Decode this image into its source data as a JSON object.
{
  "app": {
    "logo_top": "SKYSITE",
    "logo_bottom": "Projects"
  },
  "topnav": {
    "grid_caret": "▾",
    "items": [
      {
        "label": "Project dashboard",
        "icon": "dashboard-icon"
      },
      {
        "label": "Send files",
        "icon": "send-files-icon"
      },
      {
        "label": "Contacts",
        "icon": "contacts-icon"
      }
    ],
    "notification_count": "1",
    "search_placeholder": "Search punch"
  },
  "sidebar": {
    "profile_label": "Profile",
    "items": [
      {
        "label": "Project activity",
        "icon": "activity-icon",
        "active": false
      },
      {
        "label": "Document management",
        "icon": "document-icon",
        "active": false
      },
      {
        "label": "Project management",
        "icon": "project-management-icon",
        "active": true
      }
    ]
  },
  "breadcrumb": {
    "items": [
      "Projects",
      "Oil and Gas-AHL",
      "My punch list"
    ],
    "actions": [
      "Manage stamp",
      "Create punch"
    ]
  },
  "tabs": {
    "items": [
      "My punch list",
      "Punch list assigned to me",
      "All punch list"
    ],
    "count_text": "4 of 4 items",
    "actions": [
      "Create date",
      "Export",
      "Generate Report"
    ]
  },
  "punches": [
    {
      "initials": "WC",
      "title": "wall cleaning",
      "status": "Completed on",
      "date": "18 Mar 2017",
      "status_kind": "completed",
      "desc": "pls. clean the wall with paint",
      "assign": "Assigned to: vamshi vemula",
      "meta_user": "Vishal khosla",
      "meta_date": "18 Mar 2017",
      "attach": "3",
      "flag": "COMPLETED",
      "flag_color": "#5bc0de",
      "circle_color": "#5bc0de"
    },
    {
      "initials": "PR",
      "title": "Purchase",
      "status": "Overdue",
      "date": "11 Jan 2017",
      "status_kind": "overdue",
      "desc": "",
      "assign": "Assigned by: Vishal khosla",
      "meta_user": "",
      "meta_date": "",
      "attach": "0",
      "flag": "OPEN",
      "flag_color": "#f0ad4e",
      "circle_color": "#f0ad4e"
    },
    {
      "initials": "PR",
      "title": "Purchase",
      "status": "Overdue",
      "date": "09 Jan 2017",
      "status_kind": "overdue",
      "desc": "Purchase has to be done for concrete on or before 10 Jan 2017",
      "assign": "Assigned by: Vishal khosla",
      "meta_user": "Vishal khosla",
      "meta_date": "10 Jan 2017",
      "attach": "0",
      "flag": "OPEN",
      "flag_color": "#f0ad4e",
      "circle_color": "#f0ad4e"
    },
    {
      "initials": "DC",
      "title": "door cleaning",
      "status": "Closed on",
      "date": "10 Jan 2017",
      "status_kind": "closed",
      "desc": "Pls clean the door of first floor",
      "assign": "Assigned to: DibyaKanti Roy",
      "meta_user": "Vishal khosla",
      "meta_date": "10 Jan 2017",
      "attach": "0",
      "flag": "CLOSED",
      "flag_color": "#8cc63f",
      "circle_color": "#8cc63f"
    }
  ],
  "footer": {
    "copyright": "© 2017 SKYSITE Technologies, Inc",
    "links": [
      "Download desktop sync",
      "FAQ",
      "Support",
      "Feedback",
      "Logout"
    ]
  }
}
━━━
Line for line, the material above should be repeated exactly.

TASK RESULT:
Decode this image into its source data as a JSON object.
{
  "app": {
    "logo_top": "SKYSITE",
    "logo_bottom": "Projects"
  },
  "topnav": {
    "grid_caret": "▾",
    "items": [
      {
        "label": "Project dashboard",
        "icon": "dashboard-icon"
      },
      {
        "label": "Send files",
        "icon": "send-files-icon"
      },
      {
        "label": "Contacts",
        "icon": "contacts-icon"
      }
    ],
    "notification_count": "1",
    "search_placeholder": "Search punch"
  },
  "sidebar": {
    "profile_label": "Profile",
    "items": [
      {
        "label": "Project activity",
        "icon": "activity-icon",
        "active": false
      },
      {
        "label": "Document management",
        "icon": "document-icon",
        "active": false
      },
      {
        "label": "Project management",
        "icon": "project-management-icon",
        "active": true
      }
    ]
  },
  "breadcrumb": {
    "items": [
      "Projects",
      "Oil and Gas-AHL",
      "My punch list"
    ],
    "actions": [
      "Manage stamp",
      "Create punch"
    ]
  },
  "tabs": {
    "items": [
      "My punch list",
      "Punch list assigned to me",
      "All punch list"
    ],
    "count_text": "4 of 4 items",
    "actions": [
      "Create date",
      "Export",
      "Generate Report"
    ]
  },
  "punches": [
    {
      "initials": "WC",
      "title": "wall cleaning",
      "status": "Completed on",
      "date": "18 Mar 2017",
      "status_kind": "completed",
      "desc": "pls. clean the wall with paint",
      "assign": "Assigned to: vamshi vemula",
      "meta_user": "Vishal khosla",
      "meta_date": "18 Mar 2017",
      "attach": "3",
      "flag": "COMPLETED",
      "flag_color": "#5bc0de",
      "circle_color": "#5bc0de"
    },
    {
      "initials": "PR",
      "title": "Purchase",
      "status": "Overdue",
      "date": "11 Jan 2017",
      "status_kind": "overdue",
      "desc": "",
      "assign": "Assigned by: Vishal khosla",
      "meta_user": "",
      "meta_date": "",
      "attach": "0",
      "flag": "OPEN",
      "flag_color": "#f0ad4e",
      "circle_color": "#f0ad4e"
    },
    {
      "initials": "PR",
      "title": "Purchase",
      "status": "Overdue",
      "date": "09 Jan 2017",
      "status_kind": "overdue",
      "desc": "Purchase has to be done for concrete on or before 10 Jan 2017",
      "assign": "Assigned by: Vishal khosla",
      "meta_user": "Vishal khosla",
      "meta_date": "10 Jan 2017",
      "attach": "0",
      "flag": "OPEN",
      "flag_color": "#f0ad4e",
      "circle_color": "#f0ad4e"
    },
    {
      "initials": "DC",
      "title": "door cleaning",
      "status": "Closed on",
      "date": "10 Jan 2017",
      "status_kind": "closed",
      "desc": "Pls clean the door of first floor",
      "assign": "Assigned to: DibyaKanti Roy",
      "meta_user": "Vishal khosla",
      "meta_date": "10 Jan 2017",
      "attach": "0",
      "flag": "CLOSED",
      "flag_color": "#8cc63f",
      "circle_color": "#8cc63f"
    }
  ],
  "footer": {
    "copyright": "© 2017 SKYSITE Technologies, Inc",
    "links": [
      "Download desktop sync",
      "FAQ",
      "Support",
      "Feedback",
      "Logout"
    ]
  }
}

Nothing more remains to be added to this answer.